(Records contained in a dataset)

================================

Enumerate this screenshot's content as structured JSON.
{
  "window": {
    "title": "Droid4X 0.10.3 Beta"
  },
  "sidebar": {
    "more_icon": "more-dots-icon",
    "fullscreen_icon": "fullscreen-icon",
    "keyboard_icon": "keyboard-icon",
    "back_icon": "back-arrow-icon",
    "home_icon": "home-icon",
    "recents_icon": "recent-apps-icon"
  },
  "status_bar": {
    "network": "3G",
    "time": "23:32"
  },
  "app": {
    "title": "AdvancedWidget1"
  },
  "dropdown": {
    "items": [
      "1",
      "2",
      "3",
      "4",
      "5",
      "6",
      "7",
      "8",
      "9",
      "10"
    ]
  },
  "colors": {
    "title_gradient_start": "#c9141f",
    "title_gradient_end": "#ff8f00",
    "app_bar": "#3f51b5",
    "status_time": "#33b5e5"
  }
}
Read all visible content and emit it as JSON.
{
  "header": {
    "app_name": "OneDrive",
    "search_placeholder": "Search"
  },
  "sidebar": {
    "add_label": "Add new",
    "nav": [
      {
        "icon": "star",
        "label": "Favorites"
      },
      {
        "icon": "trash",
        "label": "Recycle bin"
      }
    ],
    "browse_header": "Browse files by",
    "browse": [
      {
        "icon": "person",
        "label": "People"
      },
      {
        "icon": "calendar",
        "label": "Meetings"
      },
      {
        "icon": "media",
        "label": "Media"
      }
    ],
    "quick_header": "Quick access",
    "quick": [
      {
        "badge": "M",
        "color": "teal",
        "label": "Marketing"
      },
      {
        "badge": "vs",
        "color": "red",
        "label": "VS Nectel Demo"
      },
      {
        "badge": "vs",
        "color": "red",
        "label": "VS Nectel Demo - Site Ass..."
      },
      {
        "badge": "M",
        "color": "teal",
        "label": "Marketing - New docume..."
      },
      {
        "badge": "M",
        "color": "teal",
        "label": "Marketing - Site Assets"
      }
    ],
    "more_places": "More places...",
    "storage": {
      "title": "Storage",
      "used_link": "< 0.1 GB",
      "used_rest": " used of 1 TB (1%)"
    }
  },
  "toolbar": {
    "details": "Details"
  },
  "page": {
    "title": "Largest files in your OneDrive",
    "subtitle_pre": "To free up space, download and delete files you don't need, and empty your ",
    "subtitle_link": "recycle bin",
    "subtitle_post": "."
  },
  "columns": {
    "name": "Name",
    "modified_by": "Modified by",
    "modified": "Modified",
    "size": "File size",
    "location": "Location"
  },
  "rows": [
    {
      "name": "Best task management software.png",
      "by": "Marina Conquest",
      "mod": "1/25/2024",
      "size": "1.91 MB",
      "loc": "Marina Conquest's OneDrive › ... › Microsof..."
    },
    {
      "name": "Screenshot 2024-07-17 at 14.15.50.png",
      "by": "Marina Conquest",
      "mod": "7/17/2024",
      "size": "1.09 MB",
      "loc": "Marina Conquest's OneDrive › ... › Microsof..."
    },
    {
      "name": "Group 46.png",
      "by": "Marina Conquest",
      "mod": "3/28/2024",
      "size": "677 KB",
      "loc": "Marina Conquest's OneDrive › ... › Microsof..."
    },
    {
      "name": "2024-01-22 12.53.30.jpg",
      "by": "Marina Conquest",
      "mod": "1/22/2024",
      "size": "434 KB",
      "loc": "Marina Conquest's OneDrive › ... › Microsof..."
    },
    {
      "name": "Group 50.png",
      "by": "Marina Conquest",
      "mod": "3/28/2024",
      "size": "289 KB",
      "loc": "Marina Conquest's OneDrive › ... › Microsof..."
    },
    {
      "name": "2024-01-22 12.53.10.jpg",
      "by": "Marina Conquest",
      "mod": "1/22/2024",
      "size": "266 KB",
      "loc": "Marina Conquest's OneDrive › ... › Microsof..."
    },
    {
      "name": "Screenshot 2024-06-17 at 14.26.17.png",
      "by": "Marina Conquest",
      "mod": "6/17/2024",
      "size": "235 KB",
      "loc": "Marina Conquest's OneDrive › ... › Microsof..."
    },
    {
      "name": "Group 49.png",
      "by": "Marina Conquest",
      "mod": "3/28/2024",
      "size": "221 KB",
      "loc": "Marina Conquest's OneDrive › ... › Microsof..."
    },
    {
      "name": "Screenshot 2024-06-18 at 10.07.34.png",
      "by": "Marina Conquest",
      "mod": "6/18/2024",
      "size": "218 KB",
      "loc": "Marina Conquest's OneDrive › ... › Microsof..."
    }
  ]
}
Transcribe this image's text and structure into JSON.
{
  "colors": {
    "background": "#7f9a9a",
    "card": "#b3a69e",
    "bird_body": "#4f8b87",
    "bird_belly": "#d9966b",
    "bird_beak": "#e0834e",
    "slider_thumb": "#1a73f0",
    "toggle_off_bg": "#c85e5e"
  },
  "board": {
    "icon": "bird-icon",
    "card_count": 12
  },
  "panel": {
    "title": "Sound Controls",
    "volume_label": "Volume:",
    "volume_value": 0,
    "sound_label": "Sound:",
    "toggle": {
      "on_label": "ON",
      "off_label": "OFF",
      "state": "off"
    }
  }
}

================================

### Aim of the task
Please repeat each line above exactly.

### Written response
Enumerate this screenshot's content as structured JSON.
{
  "window": {
    "title": "Droid4X 0.10.3 Beta"
  },
  "sidebar": {
    "more_icon": "more-dots-icon",
    "fullscreen_icon": "fullscreen-icon",
    "keyboard_icon": "keyboard-icon",
    "back_icon": "back-arrow-icon",
    "home_icon": "home-icon",
    "recents_icon": "recent-apps-icon"
  },
  "status_bar": {
    "network": "3G",
    "time": "23:32"
  },
  "app": {
    "title": "AdvancedWidget1"
  },
  "dropdown": {
    "items": [
      "1",
      "2",
      "3",
      "4",
      "5",
      "6",
      "7",
      "8",
      "9",
      "10"
    ]
  },
  "colors": {
    "title_gradient_start": "#c9141f",
    "title_gradient_end": "#ff8f00",
    "app_bar": "#3f51b5",
    "status_time": "#33b5e5"
  }
}
Read all visible content and emit it as JSON.
{
  "header": {
    "app_name": "OneDrive",
    "search_placeholder": "Search"
  },
  "sidebar": {
    "add_label": "Add new",
    "nav": [
      {
        "icon": "star",
        "label": "Favorites"
      },
      {
        "icon": "trash",
        "label": "Recycle bin"
      }
    ],
    "browse_header": "Browse files by",
    "browse": [
      {
        "icon": "person",
        "label": "People"
      },
      {
        "icon": "calendar",
        "label": "Meetings"
      },
      {
        "icon": "media",
        "label": "Media"
      }
    ],
    "quick_header": "Quick access",
    "quick": [
      {
        "badge": "M",
        "color": "teal",
        "label": "Marketing"
      },
      {
        "badge": "vs",
        "color": "red",
        "label": "VS Nectel Demo"
      },
      {
        "badge": "vs",
        "color": "red",
        "label": "VS Nectel Demo - Site Ass..."
      },
      {
        "badge": "M",
        "color": "teal",
        "label": "Marketing - New docume..."
      },
      {
        "badge": "M",
        "color": "teal",
        "label": "Marketing - Site Assets"
      }
    ],
    "more_places": "More places...",
    "storage": {
      "title": "Storage",
      "used_link": "< 0.1 GB",
      "used_rest": " used of 1 TB (1%)"
    }
  },
  "toolbar": {
    "details": "Details"
  },
  "page": {
    "title": "Largest files in your OneDrive",
    "subtitle_pre": "To free up space, download and delete files you don't need, and empty your ",
    "subtitle_link": "recycle bin",
    "subtitle_post": "."
  },
  "columns": {
    "name": "Name",
    "modified_by": "Modified by",
    "modified": "Modified",
    "size": "File size",
    "location": "Location"
  },
  "rows": [
    {
      "name": "Best task management software.png",
      "by": "Marina Conquest",
      "mod": "1/25/2024",
      "size": "1.91 MB",
      "loc": "Marina Conquest's OneDrive › ... › Microsof..."
    },
    {
      "name": "Screenshot 2024-07-17 at 14.15.50.png",
      "by": "Marina Conquest",
      "mod": "7/17/2024",
      "size": "1.09 MB",
      "loc": "Marina Conquest's OneDrive › ... › Microsof..."
    },
    {
      "name": "Group 46.png",
      "by": "Marina Conquest",
      "mod": "3/28/2024",
      "size": "677 KB",
      "loc": "Marina Conquest's OneDrive › ... › Microsof..."
    },
    {
      "name": "2024-01-22 12.53.30.jpg",
      "by": "Marina Conquest",
      "mod": "1/22/2024",
      "size": "434 KB",
      "loc": "Marina Conquest's OneDrive › ... › Microsof..."
    },
    {
      "name": "Group 50.png",
      "by": "Marina Conquest",
      "mod": "3/28/2024",
      "size": "289 KB",
      "loc": "Marina Conquest's OneDrive › ... › Microsof..."
    },
    {
      "name": "2024-01-22 12.53.10.jpg",
      "by": "Marina Conquest",
      "mod": "1/22/2024",
      "size": "266 KB",
      "loc": "Marina Conquest's OneDrive › ... › Microsof..."
    },
    {
      "name": "Screenshot 2024-06-17 at 14.26.17.png",
      "by": "Marina Conquest",
      "mod": "6/17/2024",
      "size": "235 KB",
      "loc": "Marina Conquest's OneDrive › ... › Microsof..."
    },
    {
      "name": "Group 49.png",
      "by": "Marina Conquest",
      "mod": "3/28/2024",
      "size": "221 KB",
      "loc": "Marina Conquest's OneDrive › ... › Microsof..."
    },
    {
      "name": "Screenshot 2024-06-18 at 10.07.34.png",
      "by": "Marina Conquest",
      "mod": "6/18/2024",
      "size": "218 KB",
      "loc": "Marina Conquest's OneDrive › ... › Microsof..."
    }
  ]
}
Transcribe this image's text and structure into JSON.
{
  "colors": {
    "background": "#7f9a9a",
    "card": "#b3a69e",
    "bird_body": "#4f8b87",
    "bird_belly": "#d9966b",
    "bird_beak": "#e0834e",
    "slider_thumb": "#1a73f0",
    "toggle_off_bg": "#c85e5e"
  },
  "board": {
    "icon": "bird-icon",
    "card_count": 12
  },
  "panel": {
    "title": "Sound Controls",
    "volume_label": "Volume:",
    "volume_value": 0,
    "sound_label": "Sound:",
    "toggle": {
      "on_label": "ON",
      "off_label": "OFF",
      "state": "off"
    }
  }
}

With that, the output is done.